## EXERCISE OBJECTIVE
Exactly as written, repeat all of the records below.

[Data about app and page elements]
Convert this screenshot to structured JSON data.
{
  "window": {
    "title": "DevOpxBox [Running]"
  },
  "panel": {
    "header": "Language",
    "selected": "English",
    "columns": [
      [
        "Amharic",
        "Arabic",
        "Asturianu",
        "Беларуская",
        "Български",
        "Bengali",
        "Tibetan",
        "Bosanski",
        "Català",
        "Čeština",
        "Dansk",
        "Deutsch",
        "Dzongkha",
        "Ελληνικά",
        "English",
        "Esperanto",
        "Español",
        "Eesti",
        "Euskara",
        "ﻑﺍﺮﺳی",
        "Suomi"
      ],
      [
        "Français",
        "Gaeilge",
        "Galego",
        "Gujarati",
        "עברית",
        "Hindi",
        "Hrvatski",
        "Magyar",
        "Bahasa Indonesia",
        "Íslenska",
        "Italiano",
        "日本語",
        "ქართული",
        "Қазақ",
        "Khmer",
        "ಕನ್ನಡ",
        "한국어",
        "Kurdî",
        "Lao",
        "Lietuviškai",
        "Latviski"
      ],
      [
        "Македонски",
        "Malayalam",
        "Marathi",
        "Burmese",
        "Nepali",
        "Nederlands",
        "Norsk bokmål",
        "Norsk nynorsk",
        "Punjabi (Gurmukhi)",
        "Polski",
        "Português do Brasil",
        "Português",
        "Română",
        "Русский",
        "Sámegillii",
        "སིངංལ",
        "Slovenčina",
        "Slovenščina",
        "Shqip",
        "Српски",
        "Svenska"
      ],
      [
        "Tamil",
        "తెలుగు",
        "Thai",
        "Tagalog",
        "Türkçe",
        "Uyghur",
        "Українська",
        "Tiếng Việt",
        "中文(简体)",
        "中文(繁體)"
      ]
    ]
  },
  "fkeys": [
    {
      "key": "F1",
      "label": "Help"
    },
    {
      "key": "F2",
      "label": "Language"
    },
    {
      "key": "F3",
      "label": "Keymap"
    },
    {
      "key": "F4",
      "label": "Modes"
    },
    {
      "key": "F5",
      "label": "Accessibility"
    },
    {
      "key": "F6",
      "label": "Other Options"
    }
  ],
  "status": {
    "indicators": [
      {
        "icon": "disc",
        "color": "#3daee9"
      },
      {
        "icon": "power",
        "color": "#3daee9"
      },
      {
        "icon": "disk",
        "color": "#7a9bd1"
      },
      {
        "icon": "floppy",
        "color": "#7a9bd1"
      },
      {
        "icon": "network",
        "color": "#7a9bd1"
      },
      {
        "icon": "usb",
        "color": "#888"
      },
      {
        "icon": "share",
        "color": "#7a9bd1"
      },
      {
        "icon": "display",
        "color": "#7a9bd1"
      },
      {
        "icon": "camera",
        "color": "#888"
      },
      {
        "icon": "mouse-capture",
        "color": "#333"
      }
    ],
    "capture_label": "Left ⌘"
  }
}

## TASK SOLUTION
Convert this screenshot to structured JSON data.
{
  "window": {
    "title": "DevOpxBox [Running]"
  },
  "panel": {
    "header": "Language",
    "selected": "English",
    "columns": [
      [
        "Amharic",
        "Arabic",
        "Asturianu",
        "Беларуская",
        "Български",
        "Bengali",
        "Tibetan",
        "Bosanski",
        "Català",
        "Čeština",
        "Dansk",
        "Deutsch",
        "Dzongkha",
        "Ελληνικά",
        "English",
        "Esperanto",
        "Español",
        "Eesti",
        "Euskara",
        "ﻑﺍﺮﺳی",
        "Suomi"
      ],
      [
        "Français",
        "Gaeilge",
        "Galego",
        "Gujarati",
        "עברית",
        "Hindi",
        "Hrvatski",
        "Magyar",
        "Bahasa Indonesia",
        "Íslenska",
        "Italiano",
        "日本語",
        "ქართული",
        "Қазақ",
        "Khmer",
        "ಕನ್ನಡ",
        "한국어",
        "Kurdî",
        "Lao",
        "Lietuviškai",
        "Latviski"
      ],
      [
        "Македонски",
        "Malayalam",
        "Marathi",
        "Burmese",
        "Nepali",
        "Nederlands",
        "Norsk bokmål",
        "Norsk nynorsk",
        "Punjabi (Gurmukhi)",
        "Polski",
        "Português do Brasil",
        "Português",
        "Română",
        "Русский",
        "Sámegillii",
        "སིངංལ",
        "Slovenčina",
        "Slovenščina",
        "Shqip",
        "Српски",
        "Svenska"
      ],
      [
        "Tamil",
        "తెలుగు",
        "Thai",
        "Tagalog",
        "Türkçe",
        "Uyghur",
        "Українська",
        "Tiếng Việt",
        "中文(简体)",
        "中文(繁體)"
      ]
    ]
  },
  "fkeys": [
    {
      "key": "F1",
      "label": "Help"
    },
    {
      "key": "F2",
      "label": "Language"
    },
    {
      "key": "F3",
      "label": "Keymap"
    },
    {
      "key": "F4",
      "label": "Modes"
    },
    {
      "key": "F5",
      "label": "Accessibility"
    },
    {
      "key": "F6",
      "label": "Other Options"
    }
  ],
  "status": {
    "indicators": [
      {
        "icon": "disc",
        "color": "#3daee9"
      },
      {
        "icon": "power",
        "color": "#3daee9"
      },
      {
        "icon": "disk",
        "color": "#7a9bd1"
      },
      {
        "icon": "floppy",
        "color": "#7a9bd1"
      },
      {
        "icon": "network",
        "color": "#7a9bd1"
      },
      {
        "icon": "usb",
        "color": "#888"
      },
      {
        "icon": "share",
        "color": "#7a9bd1"
      },
      {
        "icon": "display",
        "color": "#7a9bd1"
      },
      {
        "icon": "camera",
        "color": "#888"
      },
      {
        "icon": "mouse-capture",
        "color": "#333"
      }
    ],
    "capture_label": "Left ⌘"
  }
}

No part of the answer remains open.